This phenomenon affects emergency contraception (EC) as well. The majority of women are not aware that a contraceptive option after sex exists, in most countries that capture EC knowledge in their most recent Demographic and Health Survey (DHS) data. Most women have never heard of the dedicated, safe and effective pill, and copper- IUD regimens that are the only effective post-coital method.
Yet, research in one country reveals that the same phenomenon of folk or traditional contraceptive behaviors and practices also exist after sex.
Although level of awareness of dedicated ECPs in the Democratic Republic of the Congo (DRC) is low at 18.8% (DHS 2013-14), only about a third of respondents in ICEC’s recent qualitative study believed that nothing could be done to prevent pregnancy after sex. In structured focus groups, Kinshasa women and girl participants discussed in detail the arsenal of potential post-coital “emergency” behaviors and practices that they, and other women and girls in their communities, were familiar with. They described a range of folk remedy treatments, such as douching, drinking very salty water or sodas, using a herbal concoction of avocado leaves, and “jumping really hard to make the sperm come out.” In other cases, they described the use of non-contraceptive drugs, such as antibiotics, deworming medications (Décaris, Tanzol) and antimalarial medications (quinine, tetracycline). Describing some of these behaviors, participants detailed very complex regimens and timeframes for use.

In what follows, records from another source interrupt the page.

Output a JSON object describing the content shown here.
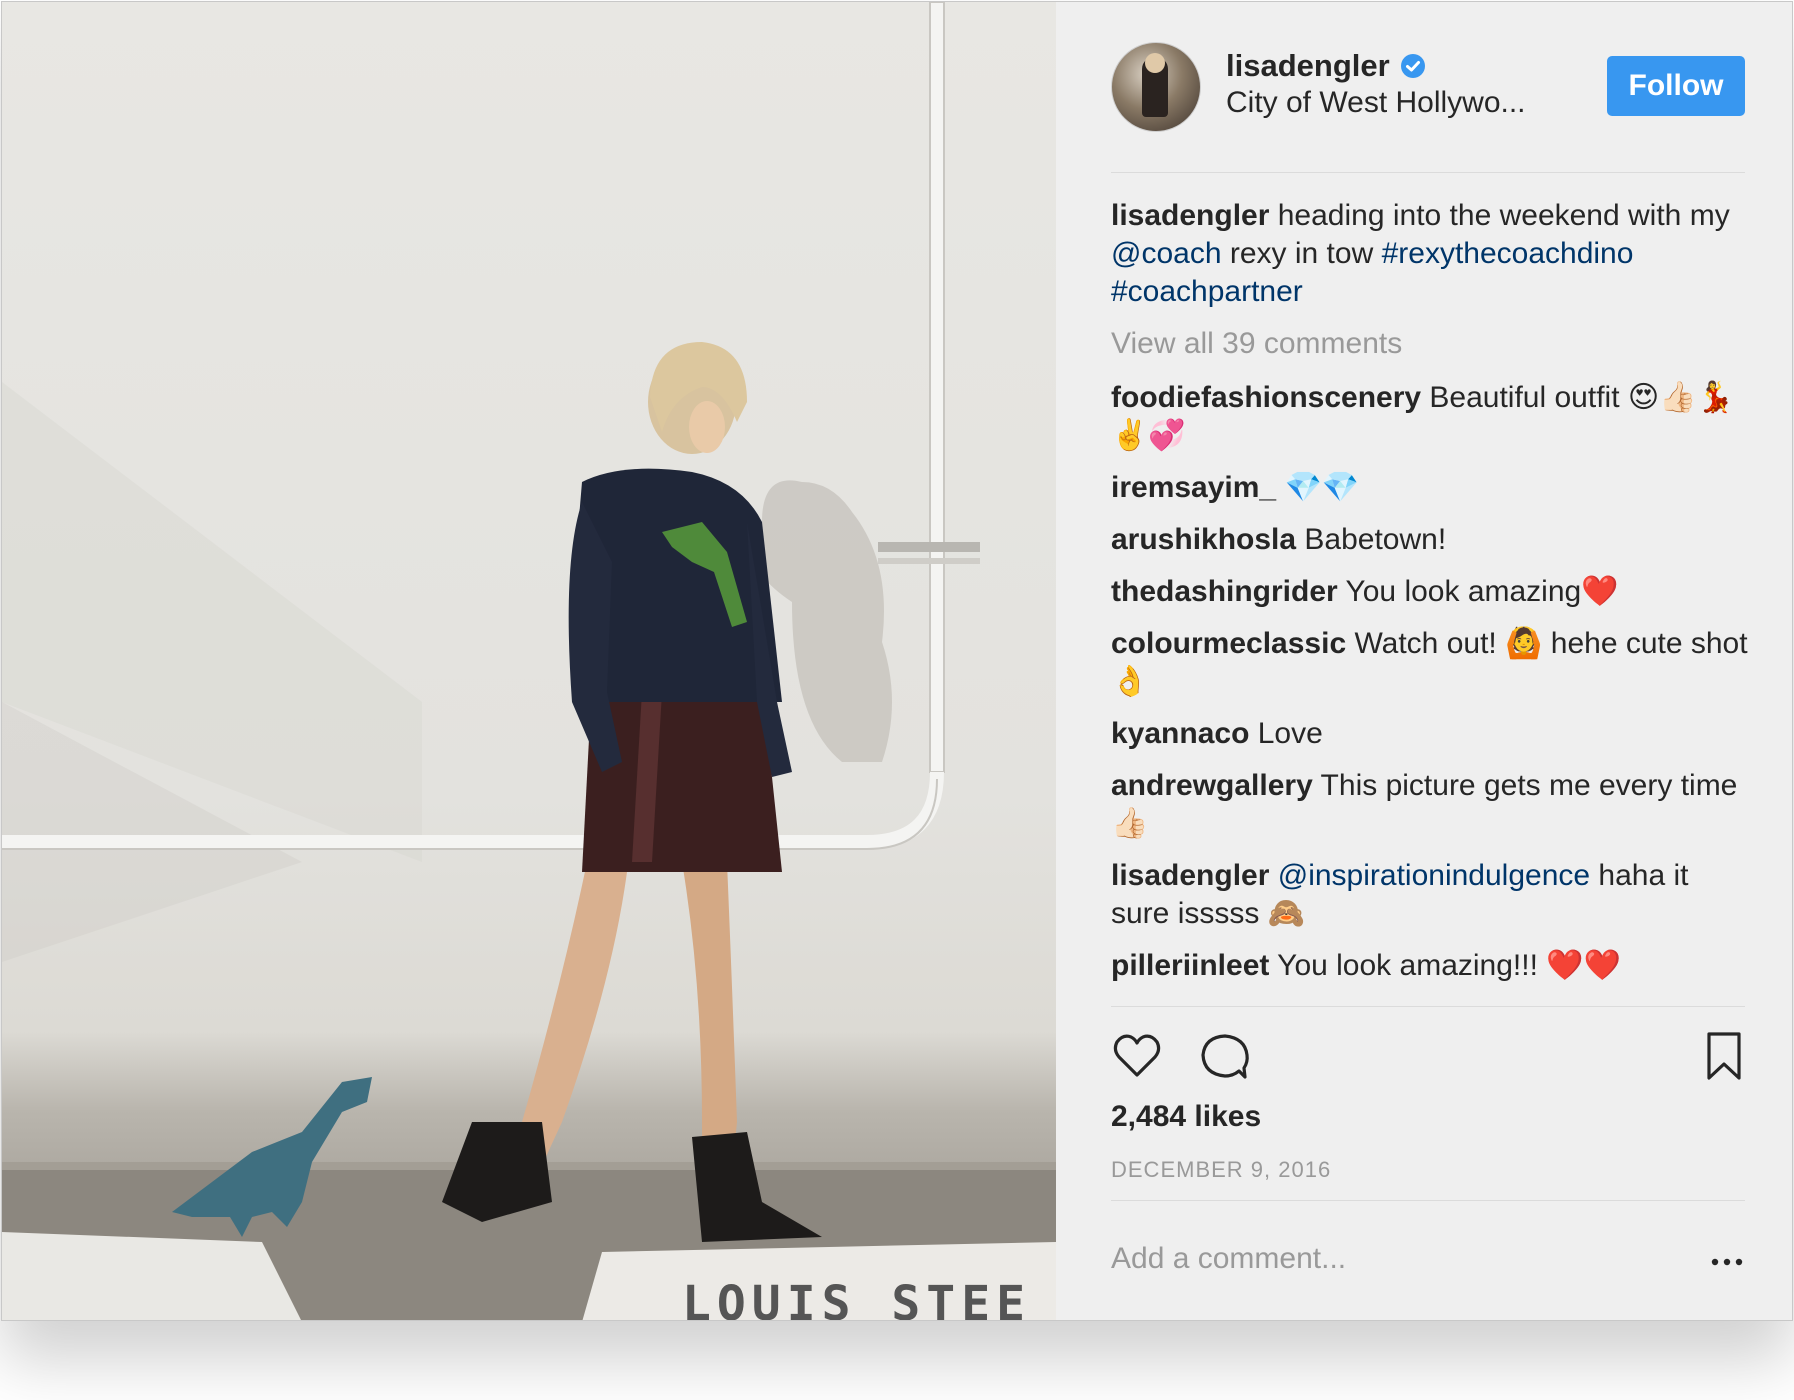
{
  "post": {
    "username": "lisadengler",
    "location": "City of West Hollywo...",
    "follow_label": "Follow",
    "likes": "2,484 likes",
    "date": "DECEMBER 9, 2016",
    "add_comment_placeholder": "Add a comment...",
    "view_all": "View all 39 comments"
  },
  "caption": {
    "user": "lisadengler",
    "t1": " heading into the weekend with my ",
    "mention": "@coach",
    "t2": " rexy in tow ",
    "tag1": "#rexythecoachdino",
    "t3": " ",
    "tag2": "#coachpartner"
  },
  "comments": [
    {
      "user": "foodiefashionscenery",
      "text": " Beautiful outfit 😍👍🏻💃✌️💞"
    },
    {
      "user": "iremsayim_",
      "text": " 💎💎"
    },
    {
      "user": "arushikhosla",
      "text": " Babetown!"
    },
    {
      "user": "thedashingrider",
      "text": " You look amazing❤️"
    },
    {
      "user": "colourmeclassic",
      "text": " Watch out! 🙆 hehe cute shot 👌"
    },
    {
      "user": "kyannaco",
      "text": " Love"
    },
    {
      "user": "andrewgallery",
      "text": " This picture gets me every time 👍🏻"
    },
    {
      "user": "lisadengler",
      "mention": "@inspirationindulgence",
      "text": " haha it sure isssss 🙈"
    },
    {
      "user": "pilleriinleet",
      "text": " You look amazing!!! ❤️❤️"
    }
  ],
  "photo": {
    "sign_text": "LOUIS STEE"
  },
  "colors": {
    "follow": "#3897f0",
    "link": "#003569",
    "muted": "#999999",
    "panel": "#efefef"
  },
  "icons": [
    "verified-badge-icon",
    "heart-icon",
    "comment-icon",
    "bookmark-icon",
    "more-options-icon"
  ]
}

The focus group discussion participants had a range of explanations for these practices. For one, most women had never benefited from a family planning counseling information session, and relied on the “handed-down” ingrained beliefs and practices that they observed among their mothers, sisters, aunts, and others in their communities. Compounding that is their self-admitted generally poor knowledge of reproductive biology, including the fertile period. In their calculation, the risks of these behaviors amounted to less than what they perceived to be the high and numerous “costs” of using modern contraceptive methods, citing their fears and concerns about these, including rumored health risks. Participants explained the high financial cost of paying for a contraceptive method, saying that the relatively lower cost of non-contraceptive drugs made them more appealing. Focus group participants also explained the “social” cost, in terms of embarrassment and stigma, of asking for a contraceptive out loud to a (potentially male, potentially older) pharmacist or store clerk at a pharmacy counter, a public place. For these and other reasons, women and girls in Kinshasa who participated in our research revealed that post-coital contraceptive behaviors were practiced within their communities, albeit using ineffective and unreliable treatments.
The recourse to unsafe behaviors and practices to prevent pregnancy highlights the great imperative of improving awareness, training and counseling on the full and diverse range of high-quality, safe, effective contraceptive methods, including EC. They must be made available, acceptable, accessible and affordable for all women and girls, so they are enabled and empowered to make free and informed choice and realize their rights to family planning.
To read the full article referenced above, please see “Awareness and Perceptions of Emergency Contraceptive Pills Among Women in Kinshasa, Democratic Republic of the Congo”, co-authored by Tulane University, the DRC Ministry of Health’s National Program for Adolescent Health and the National Program for Reproductive Health, and by the International Consortium for Emergency Contraception, hosted by Management Sciences for Health.